While this particular scam has been directed at businesses, ransomware attacks have become increasingly common on individuals. Any device, including your smartphone, is susceptible. Here are a few tips to stay protected.

Crowdfunding may seem noble, but watch out!

First, be careful about entering sensitive information into unverified websites. Never send passwords or other sensitive data through SMS, instant messaging, emails, or over the phone to anyone that contacts you. Cybercriminals will often impersonate representatives from companies you do business with claiming there is a problem in an attempt to trick you into sharing your data. The same tactics can be used to impersonate close friends and family members.  

Next, change your passwords frequently and make sure they are difficult to guess. It is a good idea to use a password manager app so all of your accounts have unique passwords. That way, if one of your accounts is compromised, cybercriminals will have more difficulty doing further damage by gaining access to other apps or accounts.

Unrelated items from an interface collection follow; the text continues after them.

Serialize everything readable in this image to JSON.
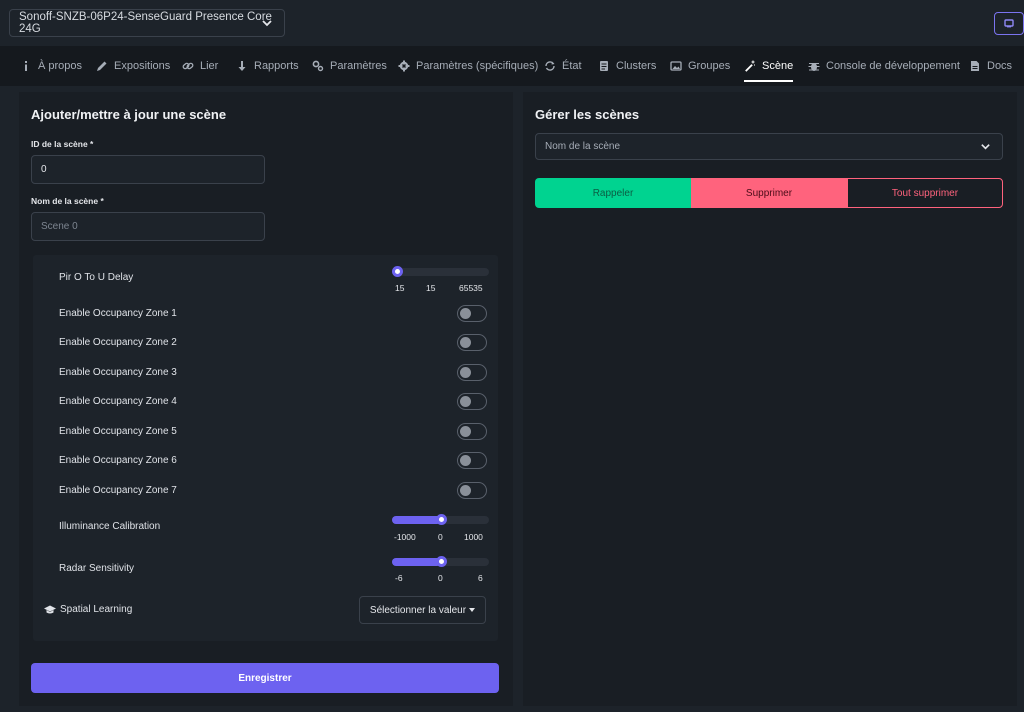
{
  "device": {
    "name": "Sonoff-SNZB-06P24-SenseGuard Presence Core 24G",
    "chevron_icon": "chevron-down-icon",
    "corner_icon": "monitor-icon"
  },
  "tabs": [
    {
      "label": "À propos",
      "icon": "info-icon"
    },
    {
      "label": "Expositions",
      "icon": "pencil-icon"
    },
    {
      "label": "Lier",
      "icon": "link-icon"
    },
    {
      "label": "Rapports",
      "icon": "arrow-down-icon"
    },
    {
      "label": "Paramètres",
      "icon": "cogs-icon"
    },
    {
      "label": "Paramètres (spécifiques)",
      "icon": "gear-icon"
    },
    {
      "label": "État",
      "icon": "sync-icon"
    },
    {
      "label": "Clusters",
      "icon": "document-icon"
    },
    {
      "label": "Groupes",
      "icon": "image-icon"
    },
    {
      "label": "Scène",
      "icon": "magic-wand-icon",
      "active": true
    },
    {
      "label": "Console de développement",
      "icon": "bug-icon"
    },
    {
      "label": "Docs",
      "icon": "file-icon"
    }
  ],
  "add_scene": {
    "title": "Ajouter/mettre à jour une scène",
    "id_label": "ID de la scène *",
    "id_value": "0",
    "name_label": "Nom de la scène *",
    "name_placeholder": "Scene 0",
    "props": {
      "pir_delay": {
        "label": "Pir O To U Delay",
        "min": "15",
        "value": "15",
        "max": "65535",
        "level": 0.0
      },
      "zones": [
        {
          "label": "Enable Occupancy Zone 1",
          "on": false
        },
        {
          "label": "Enable Occupancy Zone 2",
          "on": false
        },
        {
          "label": "Enable Occupancy Zone 3",
          "on": false
        },
        {
          "label": "Enable Occupancy Zone 4",
          "on": false
        },
        {
          "label": "Enable Occupancy Zone 5",
          "on": false
        },
        {
          "label": "Enable Occupancy Zone 6",
          "on": false
        },
        {
          "label": "Enable Occupancy Zone 7",
          "on": false
        }
      ],
      "illuminance": {
        "label": "Illuminance Calibration",
        "min": "-1000",
        "value": "0",
        "max": "1000",
        "level": 0.5
      },
      "radar": {
        "label": "Radar Sensitivity",
        "min": "-6",
        "value": "0",
        "max": "6",
        "level": 0.5
      },
      "spatial": {
        "label": "Spatial Learning",
        "icon": "graduation-cap-icon",
        "select_label": "Sélectionner la valeur"
      }
    },
    "save_label": "Enregistrer"
  },
  "manage_scenes": {
    "title": "Gérer les scènes",
    "select_placeholder": "Nom de la scène",
    "recall_label": "Rappeler",
    "delete_label": "Supprimer",
    "delete_all_label": "Tout supprimer"
  },
  "colors": {
    "accent": "#6d62f0",
    "success": "#00d390",
    "danger": "#ff637d"
  }
}
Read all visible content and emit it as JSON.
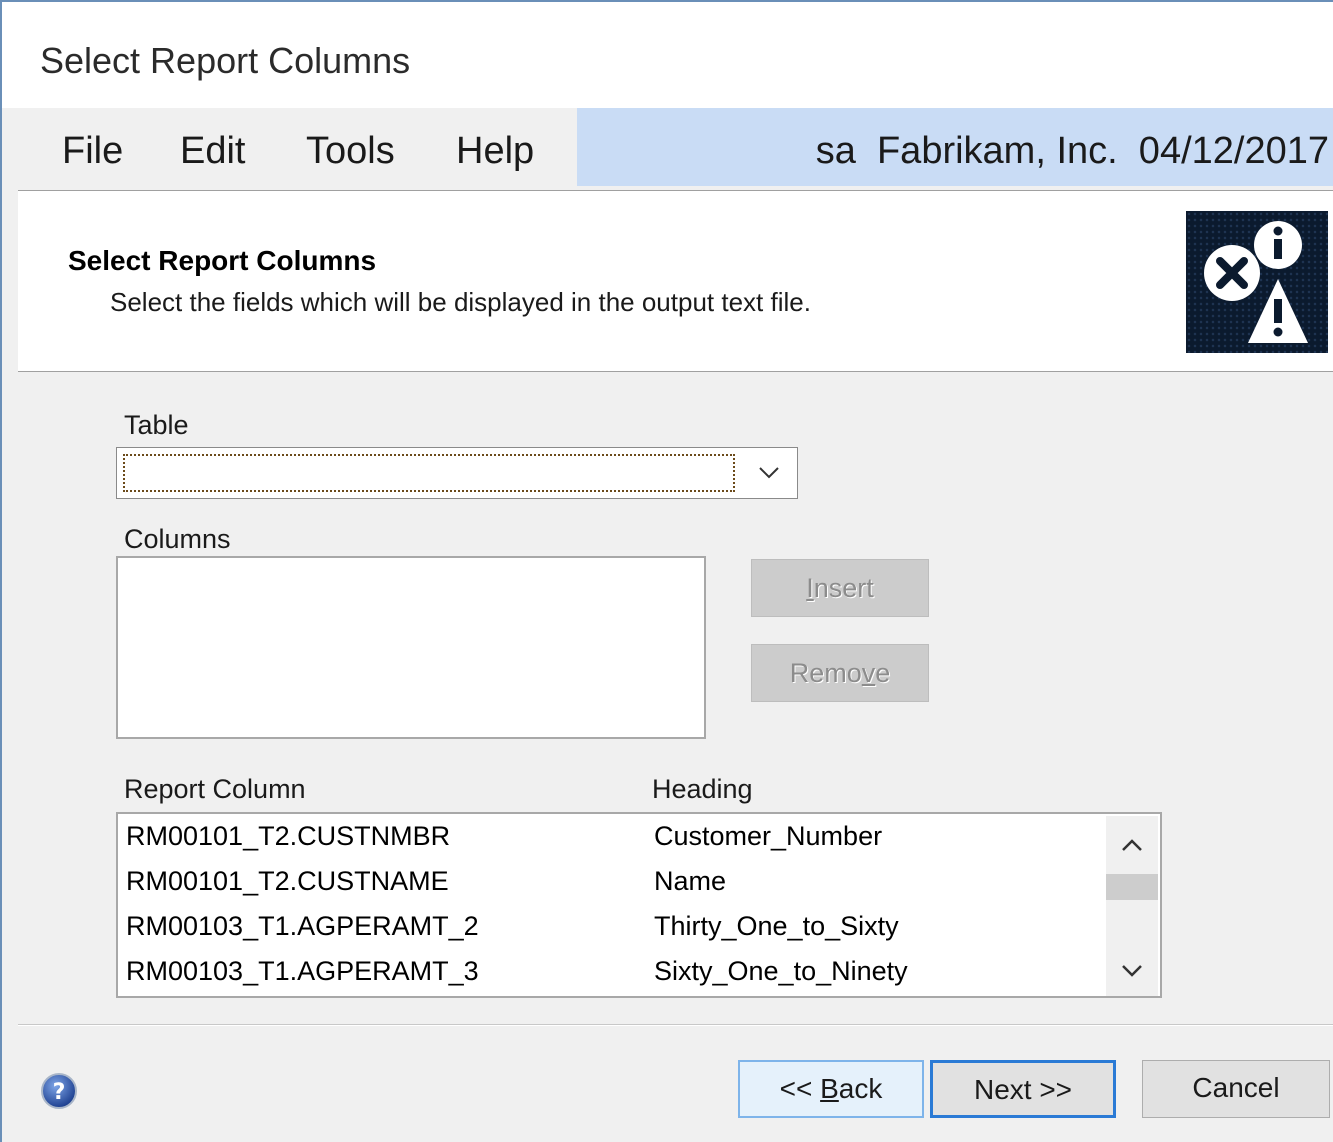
{
  "window": {
    "title": "Select Report Columns"
  },
  "menu": {
    "items": [
      "File",
      "Edit",
      "Tools",
      "Help"
    ],
    "info": "sa  Fabrikam, Inc.  04/12/2017"
  },
  "header": {
    "title": "Select Report Columns",
    "subtitle": "Select the fields which will be displayed in the output text file."
  },
  "table": {
    "label": "Table",
    "value": ""
  },
  "columns": {
    "label": "Columns",
    "items": []
  },
  "buttons": {
    "insert": {
      "pre": "",
      "accel": "I",
      "post": "nsert"
    },
    "remove": {
      "pre": "Remo",
      "accel": "v",
      "post": "e"
    },
    "back": {
      "pre": "<< ",
      "accel": "B",
      "post": "ack"
    },
    "next": "Next >>",
    "cancel": "Cancel"
  },
  "report_grid": {
    "headers": [
      "Report Column",
      "Heading"
    ],
    "rows": [
      [
        "RM00101_T2.CUSTNMBR",
        "Customer_Number"
      ],
      [
        "RM00101_T2.CUSTNAME",
        "Name"
      ],
      [
        "RM00103_T1.AGPERAMT_2",
        "Thirty_One_to_Sixty"
      ],
      [
        "RM00103_T1.AGPERAMT_3",
        "Sixty_One_to_Ninety"
      ]
    ]
  },
  "icons": {
    "header_logo": "error-info-warning-icon",
    "help": "help-icon",
    "combo_arrow": "chevron-down-icon",
    "scroll_up": "chevron-up-icon",
    "scroll_down": "chevron-down-icon"
  }
}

Finally, install ransomware protection such as dfndr security. Not only does the app have award-winning antivirus removal tools, but incorporates anti-hacking which can identify malware-laced links used to steal passwords. If you do become the victim of a ransomware scam, contact the local police and consult an expert to help remove the malware. You should never respond to hackers or send money.